=== What to work on ===
Without any of the pictures, print every record below exactly.

----- The data

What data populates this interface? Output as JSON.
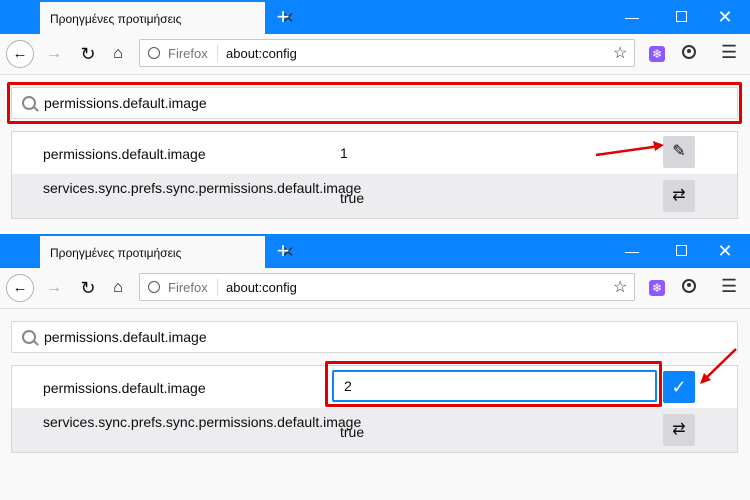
{
  "tab": {
    "title": "Προηγμένες προτιμήσεις",
    "close": "✕",
    "new": "+"
  },
  "window": {
    "minimize": "—",
    "close": "✕"
  },
  "nav": {
    "back": "←",
    "forward": "→",
    "reload": "↻",
    "home": "⌂"
  },
  "urlbar": {
    "identity_label": "Firefox",
    "url": "about:config",
    "bookmark": "☆"
  },
  "toolbar": {
    "extension": "❄",
    "menu": "☰"
  },
  "search": {
    "value": "permissions.default.image"
  },
  "prefs": [
    {
      "name": "permissions.default.image",
      "value": "1",
      "edit_icon": "✎"
    },
    {
      "name": "services.sync.prefs.sync.permissions.default.image",
      "value": "true",
      "toggle_icon": "⇄"
    }
  ],
  "edit_mode": {
    "input_value": "2",
    "save_icon": "✓"
  },
  "colors": {
    "accent": "#0a84ff",
    "highlight": "#e00000",
    "arrow": "#e00000"
  }
}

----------

=== Answer to this exercise ===
What data populates this interface? Output as JSON.
{
  "tab": {
    "title": "Προηγμένες προτιμήσεις",
    "close": "✕",
    "new": "+"
  },
  "window": {
    "minimize": "—",
    "close": "✕"
  },
  "nav": {
    "back": "←",
    "forward": "→",
    "reload": "↻",
    "home": "⌂"
  },
  "urlbar": {
    "identity_label": "Firefox",
    "url": "about:config",
    "bookmark": "☆"
  },
  "toolbar": {
    "extension": "❄",
    "menu": "☰"
  },
  "search": {
    "value": "permissions.default.image"
  },
  "prefs": [
    {
      "name": "permissions.default.image",
      "value": "1",
      "edit_icon": "✎"
    },
    {
      "name": "services.sync.prefs.sync.permissions.default.image",
      "value": "true",
      "toggle_icon": "⇄"
    }
  ],
  "edit_mode": {
    "input_value": "2",
    "save_icon": "✓"
  },
  "colors": {
    "accent": "#0a84ff",
    "highlight": "#e00000",
    "arrow": "#e00000"
  }
}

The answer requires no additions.